Those days of frog chasing sparked my interest in biology. I am a working scientist by day, but I never lost my love of telling stories.
I write contemporary fantasy, fantasy romance, and contemporary romance. My stories feature unlikely heroes and heroines who face a healthy dose of angst as they strive for redemption and a happily ever after, which everyone deserves. I live in Nashville, Tennessee with my husband, two children, three cats, and my very active imagination.
What inspires you to write romance books?
I read a lot—non-fiction/technical writing and fiction in all genres, but romance is my go-to. There's just something so satisfying about a great love story. I love the thrill of that first spark of attraction, how characters grow through relationships (especially when those relationships are tested), and that wonderful feeling when the hero and heroine (or hero/hero, heroine/heroine) find a happily ever after. It felt natural to write the kinds of stories I loved to read, which is what led me to romance.
Tell us about how you write:
My process starts with a character or characters, usually the hero or heroine. Most of the time they just appear. When I’m writing the first scene (total pantser here), I get am image of the character doing something while they’re thinking.
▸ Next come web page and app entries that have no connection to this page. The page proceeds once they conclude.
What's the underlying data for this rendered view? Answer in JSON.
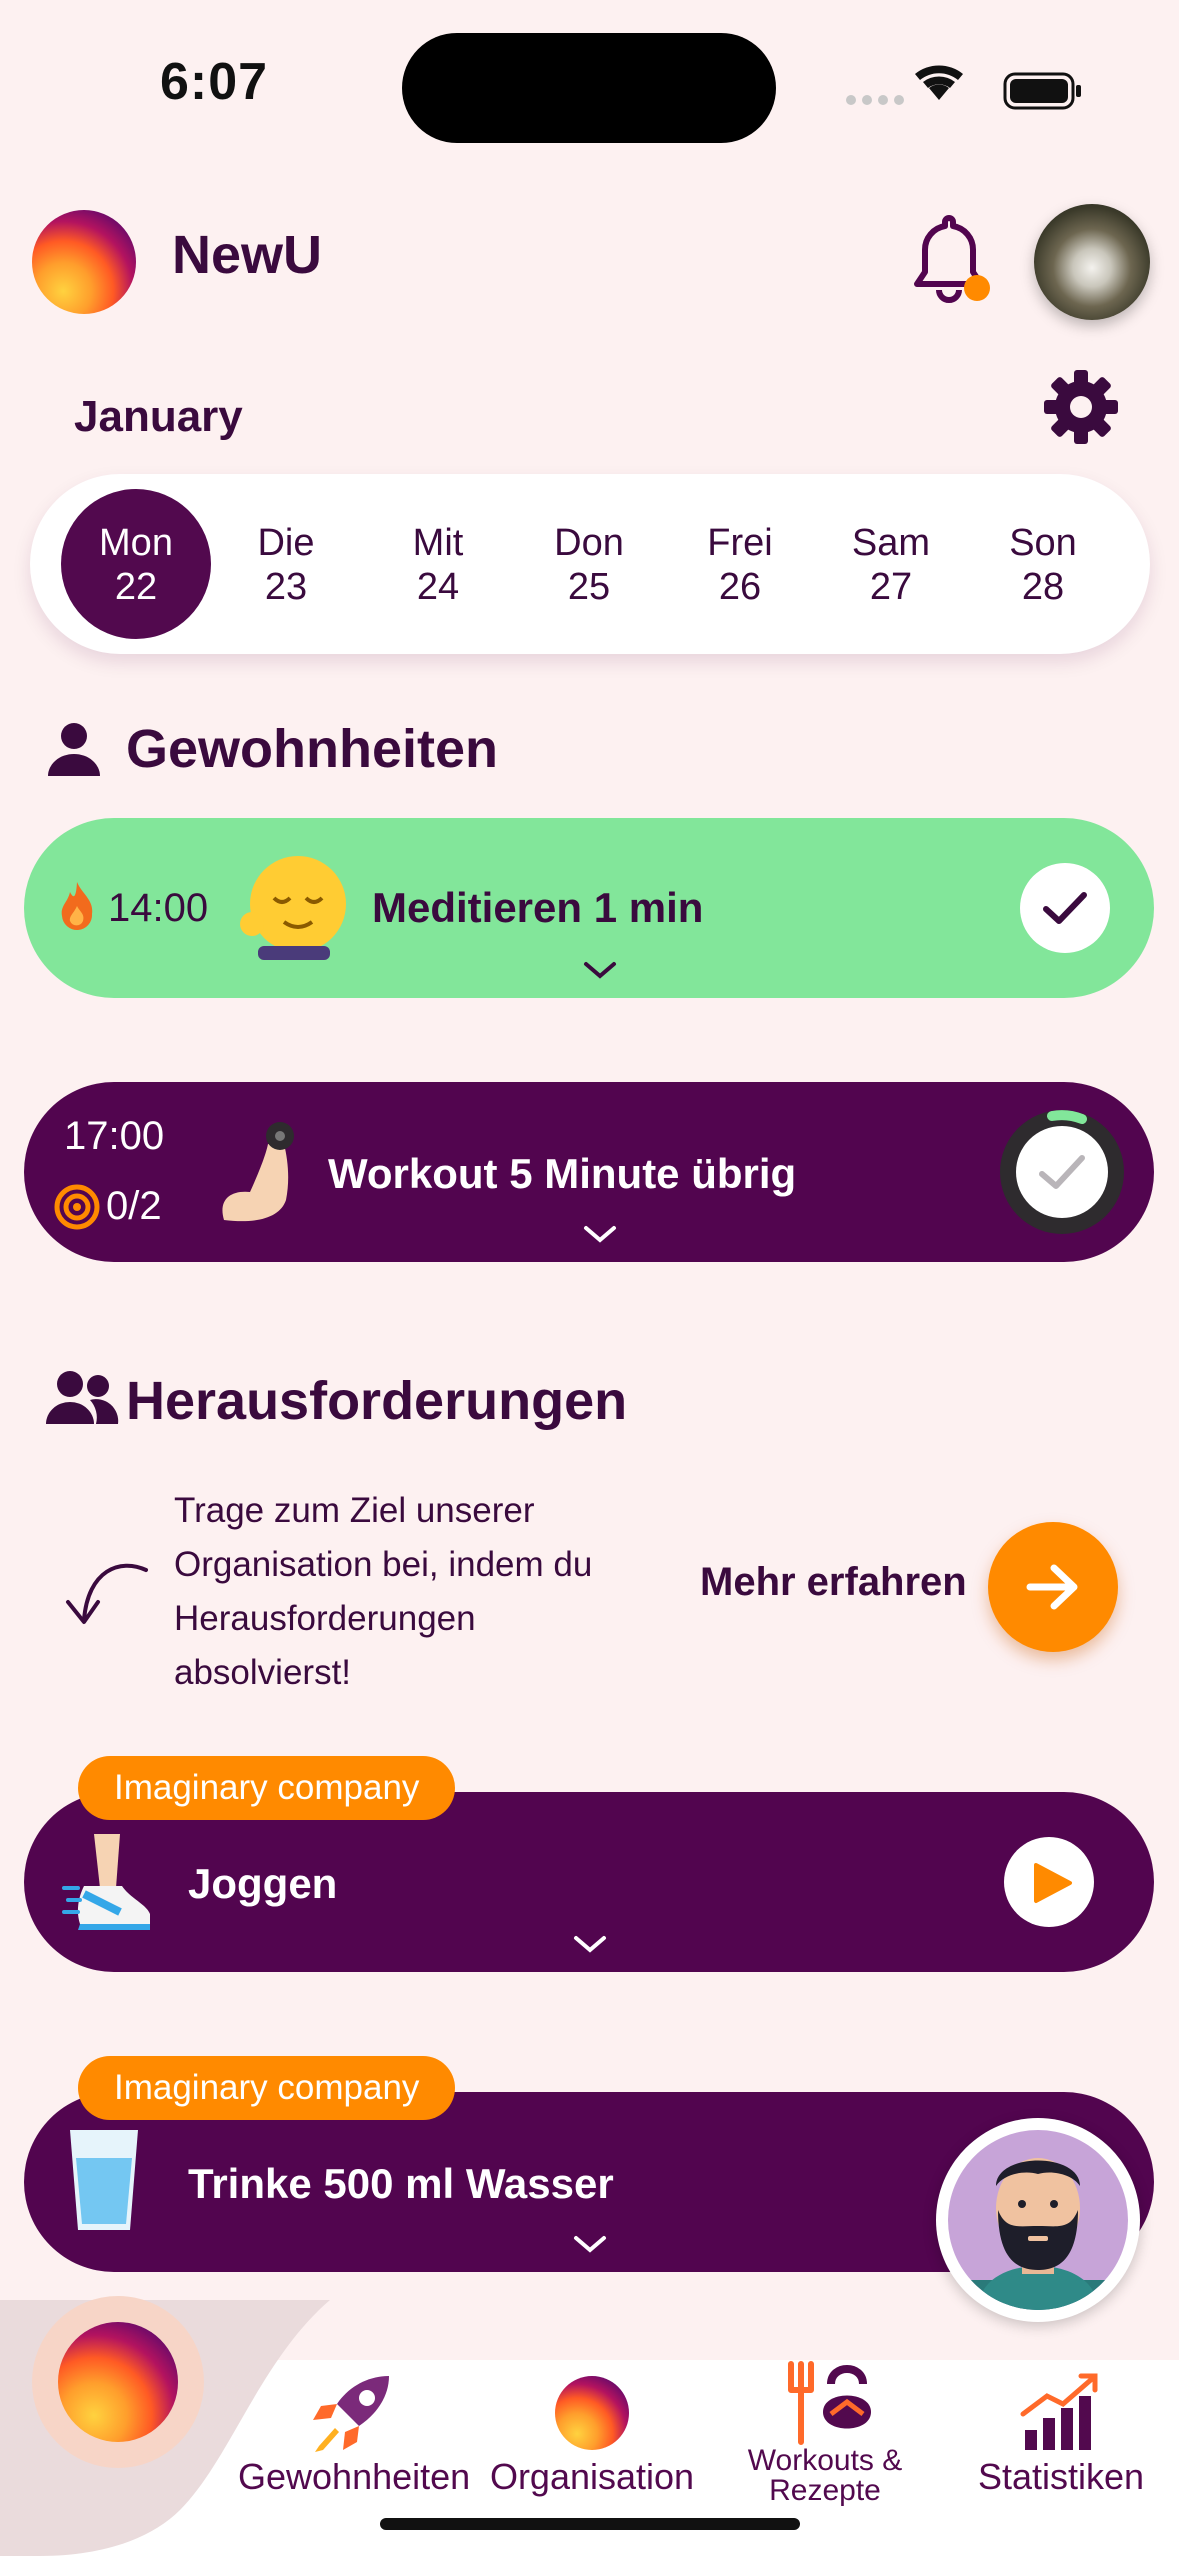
{
  "status_bar": {
    "time": "6:07"
  },
  "header": {
    "app_name": "NewU"
  },
  "calendar": {
    "month": "January",
    "days": [
      {
        "name": "Mon",
        "date": "22",
        "active": true
      },
      {
        "name": "Die",
        "date": "23"
      },
      {
        "name": "Mit",
        "date": "24"
      },
      {
        "name": "Don",
        "date": "25"
      },
      {
        "name": "Frei",
        "date": "26"
      },
      {
        "name": "Sam",
        "date": "27"
      },
      {
        "name": "Son",
        "date": "28"
      }
    ]
  },
  "habits": {
    "title": "Gewohnheiten",
    "items": [
      {
        "time": "14:00",
        "title": "Meditieren 1 min",
        "status": "done"
      },
      {
        "time": "17:00",
        "progress": "0/2",
        "title": "Workout 5 Minute übrig",
        "status": "timer"
      }
    ]
  },
  "challenges": {
    "title": "Herausforderungen",
    "description": [
      "Trage zum Ziel unserer",
      "Organisation bei, indem du",
      "Herausforderungen",
      "absolvierst!"
    ],
    "more_label": "Mehr erfahren",
    "items": [
      {
        "company": "Imaginary company",
        "title": "Joggen"
      },
      {
        "company": "Imaginary company",
        "title": "Trinke 500 ml Wasser"
      }
    ]
  },
  "nav": {
    "items": [
      {
        "label": "Gewohnheiten"
      },
      {
        "label": "Organisation"
      },
      {
        "label_line1": "Workouts &",
        "label_line2": "Rezepte"
      },
      {
        "label": "Statistiken"
      }
    ]
  },
  "colors": {
    "primary": "#52054f",
    "accent": "#ff8a00",
    "green": "#82e69a",
    "background": "#fdf1f1"
  }
}
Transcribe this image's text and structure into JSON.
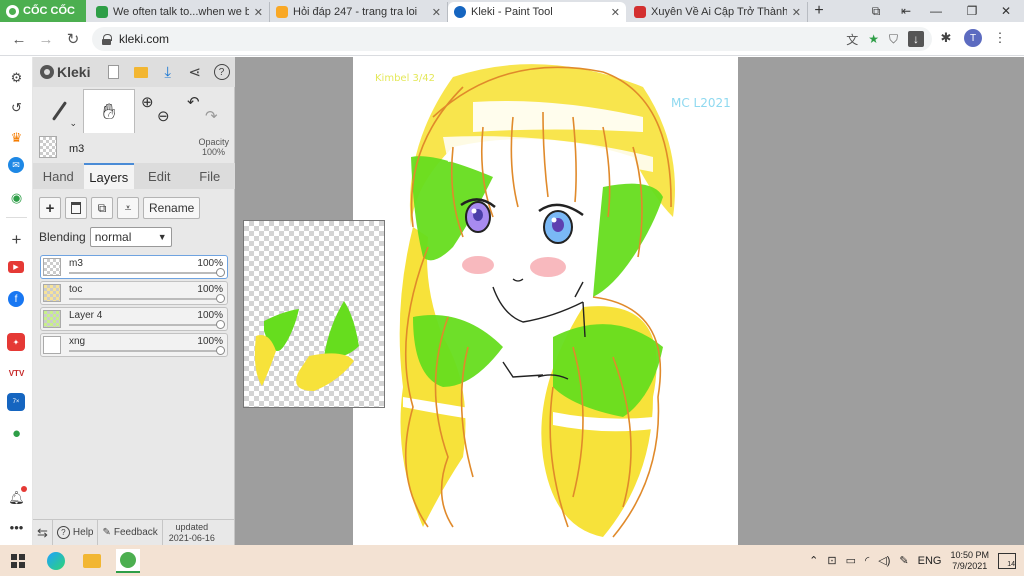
{
  "browser": {
    "brand": "CỐC CỐC",
    "tabs": [
      {
        "title": "We often talk to...when we b",
        "close": "✕",
        "color": "#2e9e47"
      },
      {
        "title": "Hỏi đáp 247 - trang tra loi",
        "close": "✕",
        "color": "#1e88e5"
      },
      {
        "title": "Kleki - Paint Tool",
        "close": "✕",
        "color": "#1565c0"
      },
      {
        "title": "Xuyên Về Ai Cập Trở Thành S",
        "close": "✕",
        "color": "#d32f2f"
      }
    ],
    "new_tab": "+",
    "url": "kleki.com",
    "avatar_letter": "T"
  },
  "kleki": {
    "logo": "Kleki",
    "layer_name": "m3",
    "opacity_label": "Opacity",
    "opacity_value": "100%",
    "tabs": [
      "Hand",
      "Layers",
      "Edit",
      "File"
    ],
    "rename_label": "Rename",
    "blending_label": "Blending",
    "blending_value": "normal",
    "layers": [
      {
        "name": "m3",
        "opacity": "100%"
      },
      {
        "name": "toc",
        "opacity": "100%"
      },
      {
        "name": "Layer 4",
        "opacity": "100%"
      },
      {
        "name": "xng",
        "opacity": "100%"
      }
    ],
    "footer": {
      "help": "Help",
      "feedback": "Feedback",
      "updated_label": "updated",
      "updated_date": "2021-06-16"
    }
  },
  "canvas": {
    "signature_left": "Kimbel 3/42",
    "signature_right": "MC L2021"
  },
  "taskbar": {
    "language": "ENG",
    "time": "10:50 PM",
    "date": "7/9/2021",
    "notifications": "14"
  }
}
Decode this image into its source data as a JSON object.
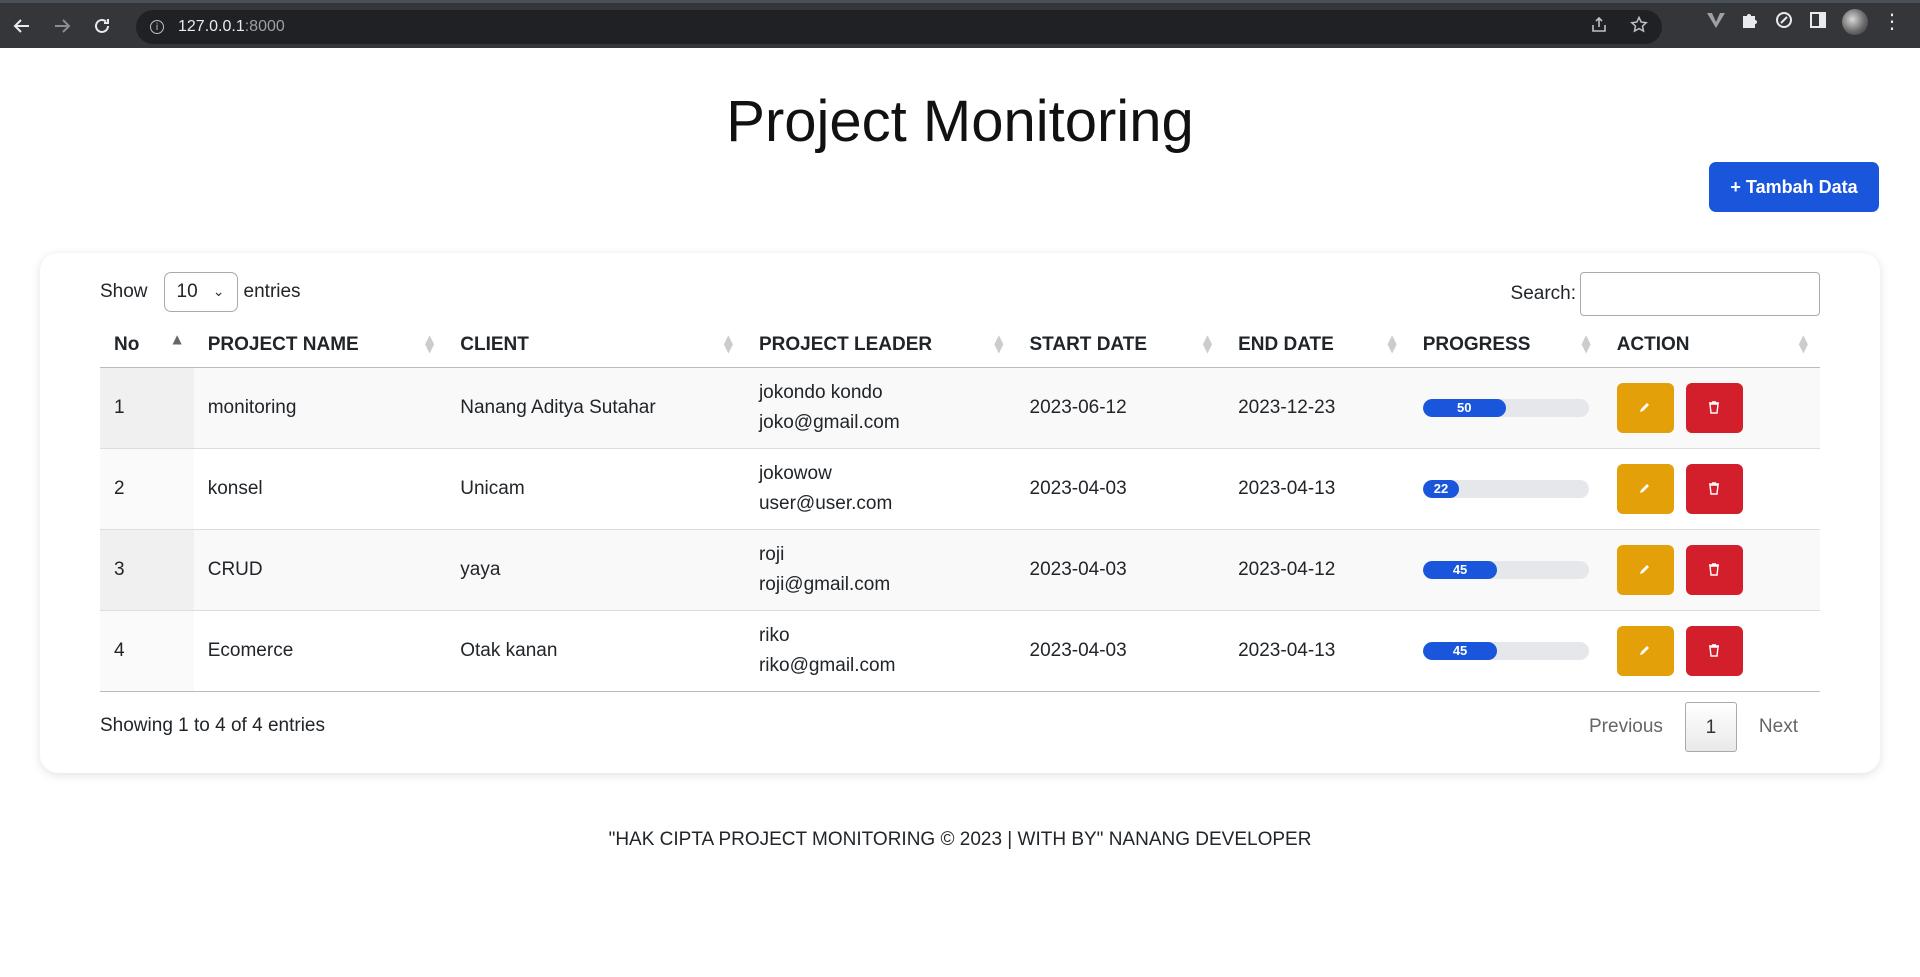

I get to be a voyeur as they go about their business, and they’ll reveal something to me that’ll be important to their story. That’s how it usually works. If I already know a character from a previous book (side character or character who’s come back to help/hinder the protags of a subsequent book), it’s easier to dig in because I already know that character and have a good idea of the motivation and obstacles. With a new character, it’s wonderful and exciting to “meet them.” Take Vance Idol from Southern Elemental Guardians Book 1. He showed up sitting on stage in an empty venue, looking wounded and sexy (as rock stars do), as he played and sang with his whole heart and soul. It was beautiful, but there was no joy in it. All of that talent and he just…didn’t seem to care. It made me mad. And, by extension, it infuriated his heroine, a mermaid who couldn’t sing because of her deadly siren call and would give ANYTHING to have the freedom he had. That’s how it started with Book 1. Seems to be my process.
Do you listen (or talk to) to your characters?
I always listen to my characters! They appear first and tell me their story. I do talk back, too, especially when they stop talking!
What advice would you give other writers?
Aside from the standard advice (practice, study craft, join professional organizations, etc.), I would say this to romance writers who are getting started: whatever you're working on, finish it! I've known so many amazing and talented writers who've been stymied for years because they simply could not finish a project. Some can't get past the first chapters because they aren't 'perfect' or 'good enough.' Others get so caught up in editing as they draft that they never get to the end. I get it, and I've fallen into the same traps, but unless an author finishes her/his projects, that author will never publish. Just get it done. You can always go back and revise, rewrite, edit, and polish a draft, but you have to have a finished draft first.
How did you decide how to publish your books?
For this particular series, my agent shopped it around for about a year and a half. We came close to a deal a few times, and we received some very kind rejections. The editors to whom we submitted loved the writing and the story, but they passed largely because cross-genre stories can be difficult for traditional publishers to market. It's all about where the book goes on the shelf. Southern Elemental Guardians blends mythology, urban fantasy, and paranormal romance. Yes, there are shifters, but not your garden variety were-creatures. No vampires or witches, either. Mermaids are considered somewhat niche by New York publishing. So Indie was the best fit for this series.
What do you think about the future of book publishing?
I believe the future of publishing is wide-open and full of opportunities. The Indie revolution has definitely been a boon for authors and readers—there is literally a story or stories out there for every niche and that's a big win for everyone. I'm very happy to be an author in a time where there are so many options to put my stories in the hands of readers.
What genres do you write?
Paranormal/Fantasy Romance, Urban Fantasy, Contemporary Romance
What formats are your books in?
Both eBook and Print